Provided data START
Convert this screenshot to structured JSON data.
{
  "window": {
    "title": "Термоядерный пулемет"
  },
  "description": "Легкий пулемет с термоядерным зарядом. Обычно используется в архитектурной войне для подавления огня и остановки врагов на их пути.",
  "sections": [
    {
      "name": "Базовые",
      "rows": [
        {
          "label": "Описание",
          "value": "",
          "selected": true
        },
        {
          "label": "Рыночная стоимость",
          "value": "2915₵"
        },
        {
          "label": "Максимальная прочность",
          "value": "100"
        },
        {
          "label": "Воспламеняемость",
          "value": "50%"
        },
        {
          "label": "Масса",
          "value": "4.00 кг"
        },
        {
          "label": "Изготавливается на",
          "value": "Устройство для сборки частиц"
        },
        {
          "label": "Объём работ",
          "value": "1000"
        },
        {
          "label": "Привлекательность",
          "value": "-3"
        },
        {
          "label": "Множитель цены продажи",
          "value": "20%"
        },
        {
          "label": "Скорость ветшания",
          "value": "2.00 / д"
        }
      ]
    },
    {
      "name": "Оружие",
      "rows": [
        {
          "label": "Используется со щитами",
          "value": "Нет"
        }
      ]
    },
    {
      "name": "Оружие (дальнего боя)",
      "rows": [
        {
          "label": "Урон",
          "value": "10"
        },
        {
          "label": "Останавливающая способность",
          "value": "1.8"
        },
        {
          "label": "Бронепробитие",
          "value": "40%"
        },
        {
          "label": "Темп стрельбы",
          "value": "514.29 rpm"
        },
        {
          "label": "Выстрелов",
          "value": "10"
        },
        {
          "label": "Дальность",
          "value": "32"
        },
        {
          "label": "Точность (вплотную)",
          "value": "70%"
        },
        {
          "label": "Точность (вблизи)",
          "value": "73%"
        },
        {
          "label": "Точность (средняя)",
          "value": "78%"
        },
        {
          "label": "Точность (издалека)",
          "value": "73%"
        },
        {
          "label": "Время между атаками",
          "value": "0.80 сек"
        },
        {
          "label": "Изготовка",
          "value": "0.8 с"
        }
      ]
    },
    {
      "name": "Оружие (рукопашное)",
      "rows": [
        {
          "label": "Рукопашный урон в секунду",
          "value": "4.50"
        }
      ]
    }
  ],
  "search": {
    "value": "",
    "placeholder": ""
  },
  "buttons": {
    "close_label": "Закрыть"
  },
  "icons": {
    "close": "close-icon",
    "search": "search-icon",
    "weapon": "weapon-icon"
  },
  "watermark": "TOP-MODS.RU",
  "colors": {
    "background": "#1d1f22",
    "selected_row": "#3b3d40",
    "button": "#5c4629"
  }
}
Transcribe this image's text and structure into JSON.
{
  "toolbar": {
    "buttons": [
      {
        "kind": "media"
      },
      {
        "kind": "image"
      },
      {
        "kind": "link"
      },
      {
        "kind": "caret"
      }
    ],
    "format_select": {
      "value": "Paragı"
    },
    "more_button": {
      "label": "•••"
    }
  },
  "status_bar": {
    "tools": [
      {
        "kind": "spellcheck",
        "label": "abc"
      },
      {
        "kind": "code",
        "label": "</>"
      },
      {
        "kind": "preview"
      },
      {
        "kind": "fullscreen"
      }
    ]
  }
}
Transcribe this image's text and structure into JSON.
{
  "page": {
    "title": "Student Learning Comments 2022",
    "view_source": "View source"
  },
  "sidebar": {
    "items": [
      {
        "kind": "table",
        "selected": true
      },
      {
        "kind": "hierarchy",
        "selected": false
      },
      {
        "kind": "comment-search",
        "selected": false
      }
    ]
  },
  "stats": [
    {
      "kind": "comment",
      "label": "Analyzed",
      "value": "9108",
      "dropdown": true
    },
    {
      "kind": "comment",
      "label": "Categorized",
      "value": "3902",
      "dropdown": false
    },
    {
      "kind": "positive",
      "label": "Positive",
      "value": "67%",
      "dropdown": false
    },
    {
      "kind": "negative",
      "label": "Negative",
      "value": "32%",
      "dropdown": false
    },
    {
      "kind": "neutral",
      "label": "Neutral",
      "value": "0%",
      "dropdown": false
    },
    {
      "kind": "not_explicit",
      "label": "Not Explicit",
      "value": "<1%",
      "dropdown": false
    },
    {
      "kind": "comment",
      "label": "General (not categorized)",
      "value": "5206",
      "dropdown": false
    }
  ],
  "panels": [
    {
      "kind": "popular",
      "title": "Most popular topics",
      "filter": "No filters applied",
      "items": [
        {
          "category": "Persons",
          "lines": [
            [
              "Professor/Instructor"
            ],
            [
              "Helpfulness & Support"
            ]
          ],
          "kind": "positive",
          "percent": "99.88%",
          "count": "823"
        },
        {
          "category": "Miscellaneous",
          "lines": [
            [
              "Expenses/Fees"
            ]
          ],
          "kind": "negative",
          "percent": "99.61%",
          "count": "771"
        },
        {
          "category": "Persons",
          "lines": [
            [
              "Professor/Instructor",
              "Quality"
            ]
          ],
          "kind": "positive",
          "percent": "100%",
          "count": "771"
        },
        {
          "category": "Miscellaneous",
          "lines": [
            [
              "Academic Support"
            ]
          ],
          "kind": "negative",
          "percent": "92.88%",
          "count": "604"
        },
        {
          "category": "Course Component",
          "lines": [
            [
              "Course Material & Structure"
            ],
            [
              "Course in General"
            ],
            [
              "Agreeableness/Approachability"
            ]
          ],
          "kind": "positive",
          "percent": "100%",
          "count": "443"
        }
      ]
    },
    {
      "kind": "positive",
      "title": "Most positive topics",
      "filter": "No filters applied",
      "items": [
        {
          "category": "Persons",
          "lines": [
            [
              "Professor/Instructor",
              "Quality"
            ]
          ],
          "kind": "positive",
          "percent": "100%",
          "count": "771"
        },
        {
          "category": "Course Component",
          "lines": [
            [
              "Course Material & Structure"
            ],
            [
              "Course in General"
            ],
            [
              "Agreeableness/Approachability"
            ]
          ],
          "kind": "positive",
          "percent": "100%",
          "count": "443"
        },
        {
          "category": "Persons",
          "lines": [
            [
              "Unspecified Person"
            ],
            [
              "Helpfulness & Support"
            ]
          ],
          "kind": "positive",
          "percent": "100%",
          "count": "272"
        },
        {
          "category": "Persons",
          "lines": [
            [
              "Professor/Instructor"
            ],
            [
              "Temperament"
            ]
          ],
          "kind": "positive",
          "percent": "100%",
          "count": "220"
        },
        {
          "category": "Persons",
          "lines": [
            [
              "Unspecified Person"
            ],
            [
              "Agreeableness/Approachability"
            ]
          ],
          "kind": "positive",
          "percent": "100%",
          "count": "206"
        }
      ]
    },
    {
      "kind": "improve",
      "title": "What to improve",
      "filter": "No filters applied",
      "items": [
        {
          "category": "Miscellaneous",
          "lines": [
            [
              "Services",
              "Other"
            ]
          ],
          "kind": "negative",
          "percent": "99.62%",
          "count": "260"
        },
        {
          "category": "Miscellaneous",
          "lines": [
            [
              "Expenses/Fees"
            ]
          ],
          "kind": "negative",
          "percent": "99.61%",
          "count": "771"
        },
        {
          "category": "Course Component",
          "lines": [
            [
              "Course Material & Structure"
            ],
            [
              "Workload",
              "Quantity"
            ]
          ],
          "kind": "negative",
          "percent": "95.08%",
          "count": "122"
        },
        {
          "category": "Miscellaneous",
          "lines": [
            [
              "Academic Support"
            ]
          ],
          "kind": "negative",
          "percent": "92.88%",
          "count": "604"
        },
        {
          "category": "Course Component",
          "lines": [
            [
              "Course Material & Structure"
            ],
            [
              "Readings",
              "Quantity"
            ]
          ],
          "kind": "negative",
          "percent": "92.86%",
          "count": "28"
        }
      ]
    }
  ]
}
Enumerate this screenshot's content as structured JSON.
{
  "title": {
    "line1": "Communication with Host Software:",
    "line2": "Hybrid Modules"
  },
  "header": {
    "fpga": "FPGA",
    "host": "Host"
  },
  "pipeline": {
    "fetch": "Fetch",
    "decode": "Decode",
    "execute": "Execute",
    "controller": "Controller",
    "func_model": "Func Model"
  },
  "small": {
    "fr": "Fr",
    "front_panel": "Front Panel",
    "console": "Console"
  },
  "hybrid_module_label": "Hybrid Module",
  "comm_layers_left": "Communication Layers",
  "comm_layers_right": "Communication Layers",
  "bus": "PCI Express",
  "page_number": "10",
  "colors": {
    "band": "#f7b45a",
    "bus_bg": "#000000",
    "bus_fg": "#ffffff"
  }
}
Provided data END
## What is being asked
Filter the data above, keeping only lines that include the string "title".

## Solved problem
    "title": "Термоядерный пулемет"
    "title": "Student Learning Comments 2022",
      "title": "Most popular topics",
      "title": "Most positive topics",
      "title": "What to improve",
  "title": {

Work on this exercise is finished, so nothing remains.